The Bible is the ultimate source of our beliefs as United Methodist Christians. In order to interpret Scripture, we also seek to learn from the traditions handed down to us over the past 2,000+ years of Christianity, use our God-given reason, and value both our individual experiences, as well as, the experience of those who have lived the faith before us.
Ephesians 2:8-9 summarizes our understanding of salvation: "For it is by grace you have been saved, through faith- and this is not from yourselves, it is the gift of God- not by works, so that no one can boast." Salvation is a gift from God that cannot be achieved on our own, but can simply be accepted as a gracious gift from God. As Christians, our salvation is made evident in the way we live our lives and in the fruit we produce in response to God's saving grace.
United Methodists recognize two Sacraments: Baptism and Holy Communion. A sacrament is a special way by which God's grace comes to us.
Baptism is a one-time only Sacrament that is an outward and visible sign of an inward and spiritual grace given to us by God. Through it, we are welcomed into the household of God, washed from sin, empowered by the Holy Spirit, and united with Christ and his Holy Church. In the United Methodist Church we practice infant, youth, and adult baptism by sprinkling, pouring, or full immersion. In infant baptism, parents or sponsors answer the baptismal questions for the child with the understanding that at a later date the child will make a public profession of faith in Christ for themselves (through a 5-month-long process called Confirmation), and the congregation also vows to support the child and his or her parents as they raise up the child in the life of faith.

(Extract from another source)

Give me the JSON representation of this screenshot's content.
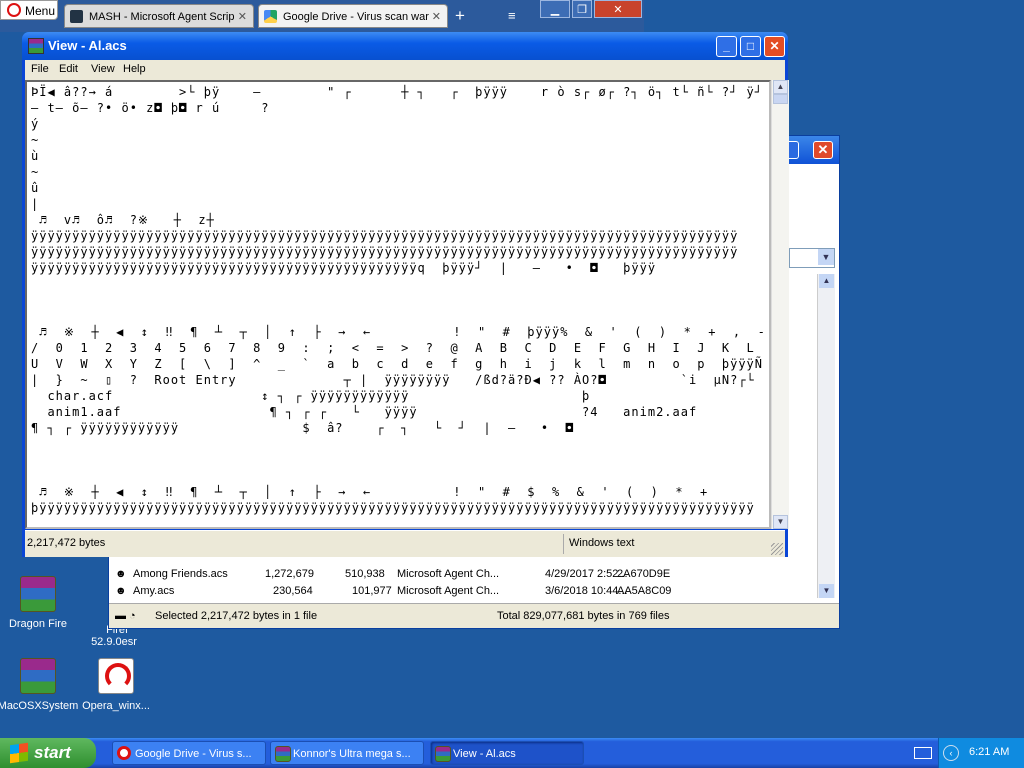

Holy Communion is a repeatable Sacrament of the Church in which God's people are given "food for faith". In Holy Communion the bread and wine represent the body and blood of Jesus Christ as he spoke of them at the Last Supper with his disciples before being crucified. In this Sacrament, we are united to Christ and to one another. As United Methodists we have an “open table”, meaning all persons, regardless of age, race, gender, membership status, or denominational affiliation, are welcome to receive Holy Communion in worship. Since Christ is the host at the table and he welcomes all, we also welcome all. At Noblesville First we receive Holy Communion on the first Sunday of every month.
Baptism ushers a person into the family of Jesus Christ, and is the first step in becoming a member of a local congregation. To be received into the membership of The United Methodist Church a person promises to support and participate in the ministries of the congregation with their prayers, presence, gifts, service, and witness.
There are currently over 12 million members of The United Methodist Church worldwide, with approximately 200,000 living in Indiana. Noblesville First UMC currently has approximately 1,600 members.
The United Methodist Church as a denomination seeks to take faithful positions on many social, economic, and political issues of our day. While membership in the United Methodist Church does not in any way mandate personal concurrence with any particular denominational stance, it may be important for you to know the official positions of the UMC. To review The Social Principles of The United Methodist Church click here.